Over the last 7,000 years, the Mississippi River has been responsible for building over four million acres of new land in southern Louisiana by transporting sediment from its vast North American watershed.

During those 7,000 years, the Mississippi River has changed course at least seven times, laying new deltas on top of old abandoned ones, and building coastline we see today. River levees built in the 20th century have changed these natural processes. Levees protect communities from flooding, but they also prevent the river from building new land. Now, the river’s sediment bypasses the wetlands on its way to the gulf, resulting in land loss.

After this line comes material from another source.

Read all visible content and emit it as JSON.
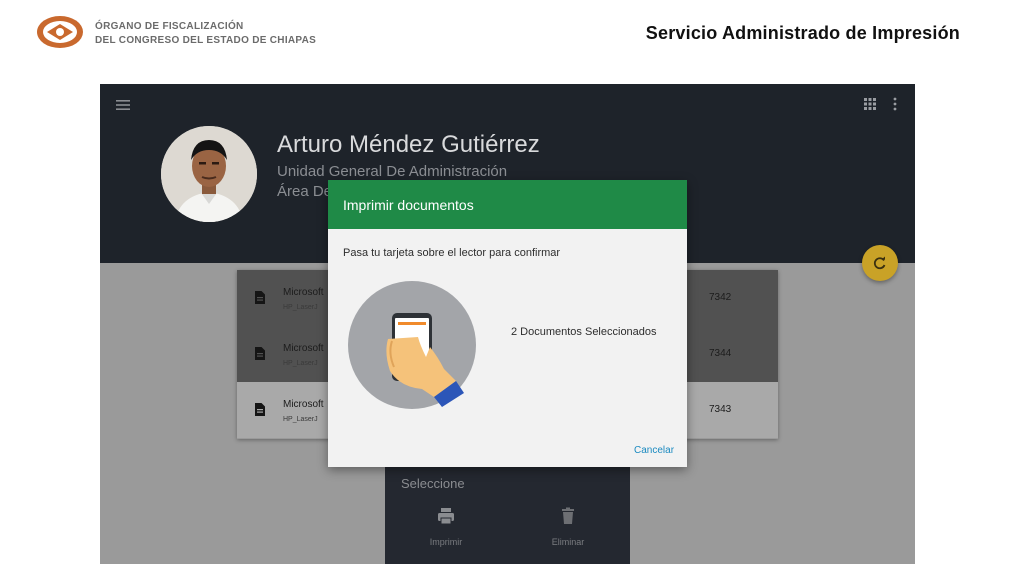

River diversions are used when river water needs to be introduced into the wetlands to bring in fresh water, nutrients and sediment. Diversions attempt to reconnect the river to the wetlands by “poking holes” in the levee to reintroduce freshwater, nutrients and sediment. There are many types of diversions: siphons, fresh and sediment diversions, spillways, and uncontrolled diversions. Precautions do have be taken when it comes to river diversions. Too much freshwater can increase flood risks or impact fisheries. With the right amount in the right place, the river may provide the coast with some degree of long-term sustainability.